WORK ITEM: Copy every line of the records that includes the word "mode".

DATASET RECORDS:
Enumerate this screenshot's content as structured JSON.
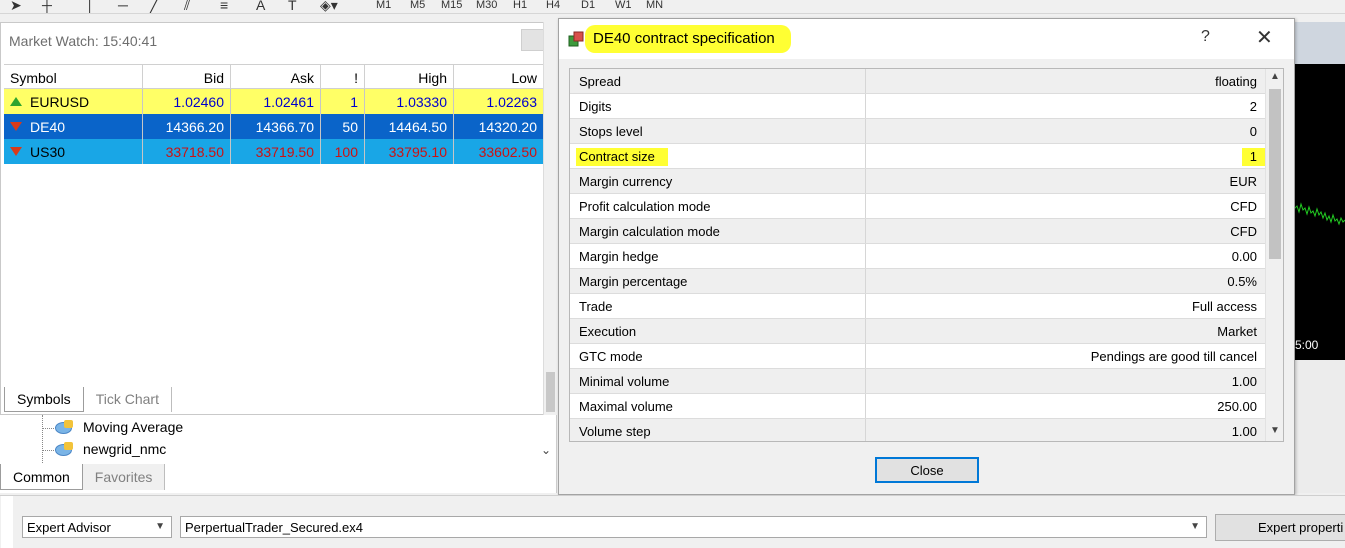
{
  "toolbar": {
    "timeframes": [
      "M1",
      "M5",
      "M15",
      "M30",
      "H1",
      "H4",
      "D1",
      "W1",
      "MN"
    ]
  },
  "market_watch": {
    "title": "Market Watch: 15:40:41",
    "columns": [
      "Symbol",
      "Bid",
      "Ask",
      "!",
      "High",
      "Low"
    ],
    "rows": [
      {
        "symbol": "EURUSD",
        "bid": "1.02460",
        "ask": "1.02461",
        "spread": "1",
        "high": "1.03330",
        "low": "1.02263",
        "direction": "up"
      },
      {
        "symbol": "DE40",
        "bid": "14366.20",
        "ask": "14366.70",
        "spread": "50",
        "high": "14464.50",
        "low": "14320.20",
        "direction": "down"
      },
      {
        "symbol": "US30",
        "bid": "33718.50",
        "ask": "33719.50",
        "spread": "100",
        "high": "33795.10",
        "low": "33602.50",
        "direction": "down"
      }
    ],
    "tabs": [
      "Symbols",
      "Tick Chart"
    ]
  },
  "navigator": {
    "items": [
      "Moving Average",
      "newgrid_nmc"
    ],
    "tabs": [
      "Common",
      "Favorites"
    ]
  },
  "chart": {
    "time_label": "5:00"
  },
  "dialog": {
    "title": "DE40 contract specification",
    "help": "?",
    "close_glyph": "✕",
    "rows": [
      {
        "key": "Spread",
        "value": "floating"
      },
      {
        "key": "Digits",
        "value": "2"
      },
      {
        "key": "Stops level",
        "value": "0"
      },
      {
        "key": "Contract size",
        "value": "1"
      },
      {
        "key": "Margin currency",
        "value": "EUR"
      },
      {
        "key": "Profit calculation mode",
        "value": "CFD"
      },
      {
        "key": "Margin calculation mode",
        "value": "CFD"
      },
      {
        "key": "Margin hedge",
        "value": "0.00"
      },
      {
        "key": "Margin percentage",
        "value": "0.5%"
      },
      {
        "key": "Trade",
        "value": "Full access"
      },
      {
        "key": "Execution",
        "value": "Market"
      },
      {
        "key": "GTC mode",
        "value": "Pendings are good till cancel"
      },
      {
        "key": "Minimal volume",
        "value": "1.00"
      },
      {
        "key": "Maximal volume",
        "value": "250.00"
      },
      {
        "key": "Volume step",
        "value": "1.00"
      }
    ],
    "close_button": "Close"
  },
  "tester": {
    "type_select": "Expert Advisor",
    "file": "PerpertualTrader_Secured.ex4",
    "props_button": "Expert properti"
  },
  "colors": {
    "highlight": "#ffff33",
    "row_selected": "#0a64c9",
    "row_cyan": "#19a6e6",
    "row_yellow": "#ffff66",
    "button_focus": "#0078d7"
  }
}
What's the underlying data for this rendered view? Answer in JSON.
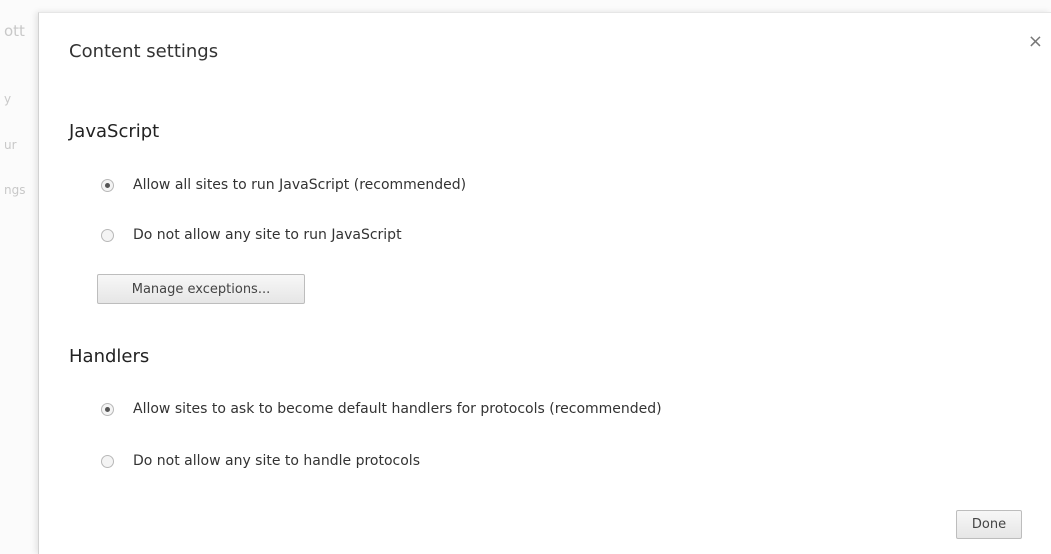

FINISHED EXERCISE:
        "key": "Profit calculation mode",
        "key": "Margin calculation mode",
        "key": "GTC mode",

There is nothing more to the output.